PARIS -- Je suis sold out.
There was an unusual sight in Paris on Wednesday: long lines at market kiosks and newsstands before the sun even came up.
The customers were waiting for Charlie Hebdo, one week to the day after terrorists stormed the satirical French magazine's offices and killed 12 people, including its senior-most cartoonists.
Buyers said they wanted a piece of history and needed to support freedom of expression.
By sunrise, the magazine was mostly sold out in central Paris. Workers encouraged customers to come back Thursday, promising there would be more copies of the magazine then.
In the meantime, copies were selling on eBay for as much as $600 on eBay with sellers hoping to cash in on enormous demand in the wake of last week's attack.
At least 13 advertisers were selling copies of the publication for between $60 and $600 on eBay. Its official price is three euros ($3.50).
Some issues of the satirical French magazine -- which features an image of the Prophet Mohammed holding a sign with the rallying cry "Je Suis Charlie" on the cover -- had sold for $200, and others were attracting bids.
The magazine was planning a print run of 3 million copies, 50 times the weekly's typical circulation of 60,000. Distributors said Wednesday that was being increased to 5 million over the next week.Picking up a copy on eBay appeared the quickest route for American buyers unable to source the magazine. Other options include subscription to Charlie Hedbo via Amazon, with delivery times ranging from four to six weeks.

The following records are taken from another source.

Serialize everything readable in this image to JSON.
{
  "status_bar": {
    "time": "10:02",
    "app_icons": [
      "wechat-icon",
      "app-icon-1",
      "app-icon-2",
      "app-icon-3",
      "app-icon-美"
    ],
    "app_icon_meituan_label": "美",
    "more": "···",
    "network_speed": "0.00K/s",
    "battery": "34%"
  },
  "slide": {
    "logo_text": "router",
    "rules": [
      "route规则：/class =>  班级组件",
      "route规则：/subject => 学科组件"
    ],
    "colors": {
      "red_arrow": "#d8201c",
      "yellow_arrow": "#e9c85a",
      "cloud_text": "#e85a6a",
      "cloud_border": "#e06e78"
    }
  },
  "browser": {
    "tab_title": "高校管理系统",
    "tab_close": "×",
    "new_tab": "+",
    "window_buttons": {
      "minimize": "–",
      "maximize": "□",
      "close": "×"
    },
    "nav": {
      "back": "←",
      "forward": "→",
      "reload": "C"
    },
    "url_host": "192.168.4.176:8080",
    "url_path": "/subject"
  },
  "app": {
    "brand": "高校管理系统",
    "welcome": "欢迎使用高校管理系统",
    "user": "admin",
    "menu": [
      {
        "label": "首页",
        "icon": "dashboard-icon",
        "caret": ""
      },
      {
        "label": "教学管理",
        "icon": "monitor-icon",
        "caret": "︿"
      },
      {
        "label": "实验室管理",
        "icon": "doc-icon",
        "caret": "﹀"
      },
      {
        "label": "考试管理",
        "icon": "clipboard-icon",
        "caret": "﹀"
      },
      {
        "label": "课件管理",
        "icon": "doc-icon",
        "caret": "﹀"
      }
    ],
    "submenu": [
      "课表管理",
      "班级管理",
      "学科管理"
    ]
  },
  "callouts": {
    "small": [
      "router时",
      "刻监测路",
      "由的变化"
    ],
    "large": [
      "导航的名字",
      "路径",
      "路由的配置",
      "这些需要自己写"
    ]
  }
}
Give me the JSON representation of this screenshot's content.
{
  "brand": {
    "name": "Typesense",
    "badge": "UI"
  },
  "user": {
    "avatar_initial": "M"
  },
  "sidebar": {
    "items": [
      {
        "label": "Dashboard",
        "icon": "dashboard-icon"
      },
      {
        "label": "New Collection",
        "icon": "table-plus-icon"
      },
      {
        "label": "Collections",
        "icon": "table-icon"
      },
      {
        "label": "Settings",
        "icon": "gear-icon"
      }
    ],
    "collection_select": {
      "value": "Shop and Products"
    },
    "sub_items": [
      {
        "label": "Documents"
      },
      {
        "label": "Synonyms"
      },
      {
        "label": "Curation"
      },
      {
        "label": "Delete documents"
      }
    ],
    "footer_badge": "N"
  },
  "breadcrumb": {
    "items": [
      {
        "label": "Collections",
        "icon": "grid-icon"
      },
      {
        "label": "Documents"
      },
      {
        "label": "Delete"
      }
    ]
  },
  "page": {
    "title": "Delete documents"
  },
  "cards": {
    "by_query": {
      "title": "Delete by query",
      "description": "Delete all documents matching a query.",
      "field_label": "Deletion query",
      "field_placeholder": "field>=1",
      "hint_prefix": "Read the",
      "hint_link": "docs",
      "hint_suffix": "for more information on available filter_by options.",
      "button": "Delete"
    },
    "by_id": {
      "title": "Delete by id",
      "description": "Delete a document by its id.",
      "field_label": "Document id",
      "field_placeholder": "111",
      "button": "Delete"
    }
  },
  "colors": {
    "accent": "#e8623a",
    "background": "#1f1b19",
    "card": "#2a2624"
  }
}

It's not the first time copies of Charlie Hedbo have turned up online. Last week, copies of the magazine surfaced on eBay less than 24 hours after gunmen opened fire at the magazine's offices.
As newsstands ran out of copies, Charlie Hebdo columnist Patrick Pelloux wrote on Twitter, "Thank you, and rest assured we will reprint and redistribute."
The magazine's cover is an illustration of a tearful Prophet Mohammed, holding up an "I am Charlie" sign accompanied by the words "All is forgiven."Cartoons of Mohammed are highly controversial in the Muslim world. The magazine's past depictions of the prophet apparently motivated the attackers in last week's slaughter.
The new cover was met with mixed emotions -- with some calling it a bold example of free speech and others criticizing it as needlessly offensive to Muslims.
Arwa Damon, at a predominately Muslim neighborhood in Paris, said people there "are actually quite upset" and feel insulted by the cover image.
And Phil Black, at another newsstand in a different part of the city, said the customers he spoke with "overwhelmingly believe that the tone of the image is right. They say it is touching. It is defiant. It is irreverent."
The issue itself is unapologetic -- ridiculing religion while expressing appreciation for the public's support in the wake of the attack.
"Charlie has a lot of new friends," proclaims a letter on page two of the new issue.
The letter thanked the "millions" of supporters "who are really on our side, who sincerely and deeply 'are Charlie,'" an invocation of the "Je suis Charlie" -- "I am Charlie" -- slogan that is now omnipresent here in the French capital.
One of the cartoons in Wednesday's issue is titled "Keep Calm and Charlie On," a riff on the British saying "Keep Calm and Carry On."